Another very good book that's been making the rounds here recently is Davind Shenk's The Genius In All Of Us. Shenk reexamines the role of genetics in genius arguing, convincingly that it is behavior, commitment and passion that gives rise to what we call genius, not good genes. Also discussed is the "10,000 hours" theory which says that it takes about 10K hours of disciplined, focused study and pratice to achieve mastery in any field. It doesn't matter what the field is, from cooking to quantum physics, it'll take you about 10K hours to become a master. The 10K theory is also discussed in Andy Hunt's book, by the way.

Shenk maintains a blog for the book here.

The 10,000 Hour theory was popularized by Malcom Gladwell. About his book Outliers, Publisher's Weekly said:

     "Outliers begins with a provocative look at why certain five-year-old boys enjoy an advantage in ice hockey, and how these advantages accumulate over time. We learn what Bill Gates, the Beatles and Mozart had in common: along with talent and ambition, each enjoyed an unusual opportunity to intensively cultivate a skill that allowed them to rise above their peers."     

Towards the end of the book, Gladwell makes the following statement that we heartily agree with:

     "To build a better world we need to replace the patchwork of lucky breaks and arbitrary advantages that today determine success...with a society that provides opportunities to all."     

If this statement seems outrageous or foolish, we encourage you to go read Outliers and judge for yourself the three hundred pages of gathered research with which Gladwell leads up to this statement.

     In addition to the 10K theory of mastery, Gladwell discusses the importannce of "cultural legacy" which can limit what we consider possible, and the ways in which we feel capable of acting. Gladwell examines the role of cultural lecagy in causing plane crashes and provides compelling evidence for the power of legacies over our thinking. Here at rgi, we're not sure what the full implications of this really are, but we're intrigued, to say the least.

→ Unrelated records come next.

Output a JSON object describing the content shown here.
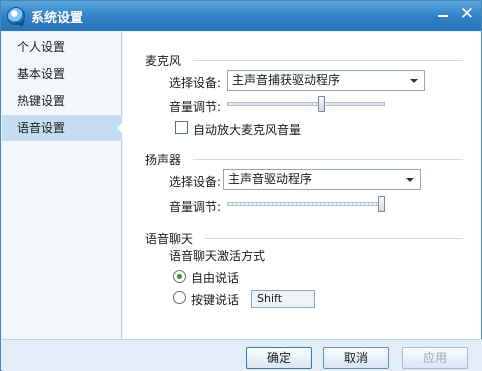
{
  "window": {
    "title": "系统设置"
  },
  "sidebar": {
    "items": [
      {
        "label": "个人设置",
        "selected": false
      },
      {
        "label": "基本设置",
        "selected": false
      },
      {
        "label": "热键设置",
        "selected": false
      },
      {
        "label": "语音设置",
        "selected": true
      }
    ]
  },
  "microphone": {
    "title": "麦克风",
    "device_label": "选择设备:",
    "device_value": "主声音捕获驱动程序",
    "volume_label": "音量调节:",
    "volume_level": 0.6,
    "auto_boost_label": "自动放大麦克风音量",
    "auto_boost_checked": false
  },
  "speaker": {
    "title": "扬声器",
    "device_label": "选择设备:",
    "device_value": "主声音驱动程序",
    "volume_label": "音量调节:",
    "volume_level": 1.0
  },
  "voice_chat": {
    "title": "语音聊天",
    "mode_label": "语音聊天激活方式",
    "options": [
      {
        "label": "自由说话",
        "checked": true
      },
      {
        "label": "按键说话",
        "checked": false
      }
    ],
    "hotkey_value": "Shift"
  },
  "footer": {
    "ok_label": "确定",
    "cancel_label": "取消",
    "apply_label": "应用"
  },
  "colors": {
    "titlebar": "#2f7fc4",
    "selected_nav": "#c6dcf0",
    "radio_dot": "#2a9a2a"
  }
}
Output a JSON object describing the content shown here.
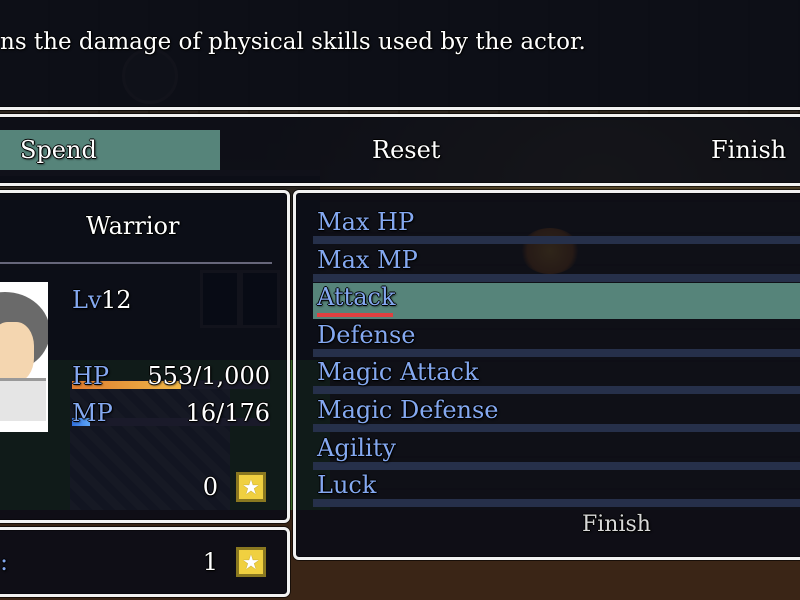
{
  "help": {
    "text": "ns the damage of physical skills used by the actor."
  },
  "commands": {
    "spend": "Spend",
    "reset": "Reset",
    "finish": "Finish"
  },
  "actor": {
    "class": "Warrior",
    "level_label": "Lv",
    "level": "12",
    "hp_label": "HP",
    "hp_value": "553/1,000",
    "hp_ratio": 0.553,
    "mp_label": "MP",
    "mp_value": "16/176",
    "mp_ratio": 0.091,
    "points": "0"
  },
  "params": [
    {
      "label": "Max HP"
    },
    {
      "label": "Max MP"
    },
    {
      "label": "Attack"
    },
    {
      "label": "Defense"
    },
    {
      "label": "Magic Attack"
    },
    {
      "label": "Magic Defense"
    },
    {
      "label": "Agility"
    },
    {
      "label": "Luck"
    }
  ],
  "selected_param": "Attack",
  "param_finish": "Finish",
  "total_points": {
    "label": ":",
    "value": "1"
  },
  "icons": {
    "star": "star-icon"
  },
  "colors": {
    "highlight": "#56847a",
    "system_blue": "#84a8f0",
    "hp_gauge": "#e07c30",
    "mp_gauge": "#3070e0"
  }
}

We lean towards the idea that human civilization is moving gradually from the belief that abilities and privileges are either granted by God or passed on via heredity, to the idea that they are created through individual and group efforts. Those who's sense of worth derives from the belief that they have "good genes" or that they are "right with god" will of course resist the idea that actions matter more than origins, but as Shenk explains quite clearly, the notion of genetic determination is really not supported by the science around genetics: it's merely a popular mis-conception.

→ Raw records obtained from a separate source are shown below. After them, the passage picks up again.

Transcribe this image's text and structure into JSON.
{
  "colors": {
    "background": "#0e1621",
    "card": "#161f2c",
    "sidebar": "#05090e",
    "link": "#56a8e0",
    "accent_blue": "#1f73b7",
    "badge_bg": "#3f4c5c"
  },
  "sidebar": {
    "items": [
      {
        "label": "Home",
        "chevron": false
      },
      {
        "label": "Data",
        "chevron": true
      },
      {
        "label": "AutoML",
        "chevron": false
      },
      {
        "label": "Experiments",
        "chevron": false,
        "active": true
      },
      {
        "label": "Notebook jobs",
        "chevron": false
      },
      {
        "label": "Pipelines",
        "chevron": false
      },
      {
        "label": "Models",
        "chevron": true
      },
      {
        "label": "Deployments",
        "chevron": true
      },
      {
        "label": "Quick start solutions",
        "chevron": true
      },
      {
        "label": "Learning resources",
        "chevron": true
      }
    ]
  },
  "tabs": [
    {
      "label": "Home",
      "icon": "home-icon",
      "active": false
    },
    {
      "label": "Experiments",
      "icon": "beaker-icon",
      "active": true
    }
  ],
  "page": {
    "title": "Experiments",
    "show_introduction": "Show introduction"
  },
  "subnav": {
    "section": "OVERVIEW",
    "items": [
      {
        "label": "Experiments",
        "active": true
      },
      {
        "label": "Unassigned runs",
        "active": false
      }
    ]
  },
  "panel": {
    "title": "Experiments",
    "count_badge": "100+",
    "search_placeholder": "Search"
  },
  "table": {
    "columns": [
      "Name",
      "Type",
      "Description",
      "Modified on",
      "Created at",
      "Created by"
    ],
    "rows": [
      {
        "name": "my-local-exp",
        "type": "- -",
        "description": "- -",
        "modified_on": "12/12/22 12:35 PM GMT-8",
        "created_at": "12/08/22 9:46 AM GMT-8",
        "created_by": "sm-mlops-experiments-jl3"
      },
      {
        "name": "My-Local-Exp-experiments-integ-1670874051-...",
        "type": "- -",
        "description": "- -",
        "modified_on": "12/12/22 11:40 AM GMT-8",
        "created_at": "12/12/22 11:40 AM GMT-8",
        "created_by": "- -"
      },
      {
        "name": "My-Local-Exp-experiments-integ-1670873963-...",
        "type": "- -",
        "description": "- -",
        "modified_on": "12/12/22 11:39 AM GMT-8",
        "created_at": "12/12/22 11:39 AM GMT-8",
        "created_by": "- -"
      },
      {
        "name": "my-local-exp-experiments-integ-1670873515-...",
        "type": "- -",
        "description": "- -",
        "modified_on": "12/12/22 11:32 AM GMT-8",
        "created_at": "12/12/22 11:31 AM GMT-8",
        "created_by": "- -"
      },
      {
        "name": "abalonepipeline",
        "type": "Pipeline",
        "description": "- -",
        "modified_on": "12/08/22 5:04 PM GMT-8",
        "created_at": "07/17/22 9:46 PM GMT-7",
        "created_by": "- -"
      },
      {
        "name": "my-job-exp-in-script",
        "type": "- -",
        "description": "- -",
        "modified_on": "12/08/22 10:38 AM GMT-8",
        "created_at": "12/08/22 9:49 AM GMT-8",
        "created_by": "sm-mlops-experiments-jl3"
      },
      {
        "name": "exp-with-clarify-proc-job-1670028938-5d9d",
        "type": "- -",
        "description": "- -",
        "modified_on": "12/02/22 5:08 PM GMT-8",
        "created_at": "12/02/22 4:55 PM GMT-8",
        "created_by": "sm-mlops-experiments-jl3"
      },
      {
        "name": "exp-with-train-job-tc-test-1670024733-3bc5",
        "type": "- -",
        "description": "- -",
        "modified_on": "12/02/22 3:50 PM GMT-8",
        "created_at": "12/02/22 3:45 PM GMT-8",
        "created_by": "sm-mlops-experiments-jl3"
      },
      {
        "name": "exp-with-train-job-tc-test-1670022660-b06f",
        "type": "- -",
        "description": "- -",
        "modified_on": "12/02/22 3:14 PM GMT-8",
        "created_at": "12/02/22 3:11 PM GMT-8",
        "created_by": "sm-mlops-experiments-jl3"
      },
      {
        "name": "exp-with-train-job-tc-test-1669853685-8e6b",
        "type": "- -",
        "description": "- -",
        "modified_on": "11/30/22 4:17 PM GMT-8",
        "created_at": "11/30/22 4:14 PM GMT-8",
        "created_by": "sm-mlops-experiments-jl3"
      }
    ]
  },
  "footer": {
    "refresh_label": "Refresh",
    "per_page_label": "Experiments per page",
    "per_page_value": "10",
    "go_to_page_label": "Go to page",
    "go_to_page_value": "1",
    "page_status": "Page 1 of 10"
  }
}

So the good news is that if you want to be a genius, you've got a shot. The bad news is, it's going to be a lot of work, you need to be passionately committed to your goal, and you'll need to sustain that commitment and passion over several years of hard, focused work. Clearly it's best to start young, when you have more free time, and someone else is paying the bills. Further, for such a long term commitment, choice of goal is crucial. Do you really want to dedicate a big chunk of your life to masterin, say, sculpting with popsicle sticks? We're not judging the world's many great popsicle sculptors here, we're just saying that if you are going to spend years mastering something, you should think pretty carefully about what you'll do with that ability once you have it.